* [What to produce]:
Each line below should be written out again without any change.

Top of Records for the task

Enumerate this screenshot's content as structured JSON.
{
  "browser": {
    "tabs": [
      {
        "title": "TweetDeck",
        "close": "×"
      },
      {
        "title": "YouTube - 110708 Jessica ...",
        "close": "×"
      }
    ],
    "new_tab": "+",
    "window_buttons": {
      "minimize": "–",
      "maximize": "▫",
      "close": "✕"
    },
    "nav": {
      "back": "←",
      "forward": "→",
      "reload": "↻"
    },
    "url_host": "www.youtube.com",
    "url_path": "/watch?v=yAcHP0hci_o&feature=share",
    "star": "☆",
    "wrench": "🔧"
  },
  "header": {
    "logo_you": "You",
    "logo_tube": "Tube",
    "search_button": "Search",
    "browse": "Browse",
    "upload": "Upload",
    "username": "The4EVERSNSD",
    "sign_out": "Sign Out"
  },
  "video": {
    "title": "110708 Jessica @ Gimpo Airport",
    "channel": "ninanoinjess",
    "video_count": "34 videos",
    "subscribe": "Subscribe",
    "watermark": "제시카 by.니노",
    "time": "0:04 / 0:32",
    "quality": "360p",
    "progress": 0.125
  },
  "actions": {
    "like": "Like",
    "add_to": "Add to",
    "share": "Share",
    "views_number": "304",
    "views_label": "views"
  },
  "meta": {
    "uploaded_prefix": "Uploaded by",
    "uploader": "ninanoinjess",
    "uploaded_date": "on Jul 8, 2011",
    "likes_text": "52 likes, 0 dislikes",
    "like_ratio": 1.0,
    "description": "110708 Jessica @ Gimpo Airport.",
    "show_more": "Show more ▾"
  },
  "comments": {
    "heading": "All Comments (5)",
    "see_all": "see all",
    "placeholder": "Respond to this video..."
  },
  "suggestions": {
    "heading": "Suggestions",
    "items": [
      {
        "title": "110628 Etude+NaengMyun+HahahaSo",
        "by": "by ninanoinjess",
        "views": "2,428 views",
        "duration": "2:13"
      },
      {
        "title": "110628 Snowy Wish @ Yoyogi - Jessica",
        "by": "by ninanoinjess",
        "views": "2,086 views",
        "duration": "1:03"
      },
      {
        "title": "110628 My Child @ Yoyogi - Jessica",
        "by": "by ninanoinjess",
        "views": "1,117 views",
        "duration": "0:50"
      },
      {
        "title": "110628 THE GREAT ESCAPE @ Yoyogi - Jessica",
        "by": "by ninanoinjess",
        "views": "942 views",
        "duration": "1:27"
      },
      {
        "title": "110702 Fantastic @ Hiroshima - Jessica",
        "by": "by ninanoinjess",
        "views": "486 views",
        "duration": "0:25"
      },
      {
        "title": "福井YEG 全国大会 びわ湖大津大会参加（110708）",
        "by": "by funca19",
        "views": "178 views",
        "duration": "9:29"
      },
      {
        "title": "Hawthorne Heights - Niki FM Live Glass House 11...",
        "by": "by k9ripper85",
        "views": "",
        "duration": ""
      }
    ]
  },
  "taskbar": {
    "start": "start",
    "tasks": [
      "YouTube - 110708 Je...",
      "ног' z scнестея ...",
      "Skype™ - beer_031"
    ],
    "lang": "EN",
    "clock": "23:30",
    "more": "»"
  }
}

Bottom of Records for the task

* [Reply]:
Enumerate this screenshot's content as structured JSON.
{
  "browser": {
    "tabs": [
      {
        "title": "TweetDeck",
        "close": "×"
      },
      {
        "title": "YouTube - 110708 Jessica ...",
        "close": "×"
      }
    ],
    "new_tab": "+",
    "window_buttons": {
      "minimize": "–",
      "maximize": "▫",
      "close": "✕"
    },
    "nav": {
      "back": "←",
      "forward": "→",
      "reload": "↻"
    },
    "url_host": "www.youtube.com",
    "url_path": "/watch?v=yAcHP0hci_o&feature=share",
    "star": "☆",
    "wrench": "🔧"
  },
  "header": {
    "logo_you": "You",
    "logo_tube": "Tube",
    "search_button": "Search",
    "browse": "Browse",
    "upload": "Upload",
    "username": "The4EVERSNSD",
    "sign_out": "Sign Out"
  },
  "video": {
    "title": "110708 Jessica @ Gimpo Airport",
    "channel": "ninanoinjess",
    "video_count": "34 videos",
    "subscribe": "Subscribe",
    "watermark": "제시카 by.니노",
    "time": "0:04 / 0:32",
    "quality": "360p",
    "progress": 0.125
  },
  "actions": {
    "like": "Like",
    "add_to": "Add to",
    "share": "Share",
    "views_number": "304",
    "views_label": "views"
  },
  "meta": {
    "uploaded_prefix": "Uploaded by",
    "uploader": "ninanoinjess",
    "uploaded_date": "on Jul 8, 2011",
    "likes_text": "52 likes, 0 dislikes",
    "like_ratio": 1.0,
    "description": "110708 Jessica @ Gimpo Airport.",
    "show_more": "Show more ▾"
  },
  "comments": {
    "heading": "All Comments (5)",
    "see_all": "see all",
    "placeholder": "Respond to this video..."
  },
  "suggestions": {
    "heading": "Suggestions",
    "items": [
      {
        "title": "110628 Etude+NaengMyun+HahahaSo",
        "by": "by ninanoinjess",
        "views": "2,428 views",
        "duration": "2:13"
      },
      {
        "title": "110628 Snowy Wish @ Yoyogi - Jessica",
        "by": "by ninanoinjess",
        "views": "2,086 views",
        "duration": "1:03"
      },
      {
        "title": "110628 My Child @ Yoyogi - Jessica",
        "by": "by ninanoinjess",
        "views": "1,117 views",
        "duration": "0:50"
      },
      {
        "title": "110628 THE GREAT ESCAPE @ Yoyogi - Jessica",
        "by": "by ninanoinjess",
        "views": "942 views",
        "duration": "1:27"
      },
      {
        "title": "110702 Fantastic @ Hiroshima - Jessica",
        "by": "by ninanoinjess",
        "views": "486 views",
        "duration": "0:25"
      },
      {
        "title": "福井YEG 全国大会 びわ湖大津大会参加（110708）",
        "by": "by funca19",
        "views": "178 views",
        "duration": "9:29"
      },
      {
        "title": "Hawthorne Heights - Niki FM Live Glass House 11...",
        "by": "by k9ripper85",
        "views": "",
        "duration": ""
      }
    ]
  },
  "taskbar": {
    "start": "start",
    "tasks": [
      "YouTube - 110708 Je...",
      "ног' z scнестея ...",
      "Skype™ - beer_031"
    ],
    "lang": "EN",
    "clock": "23:30",
    "more": "»"
  }
}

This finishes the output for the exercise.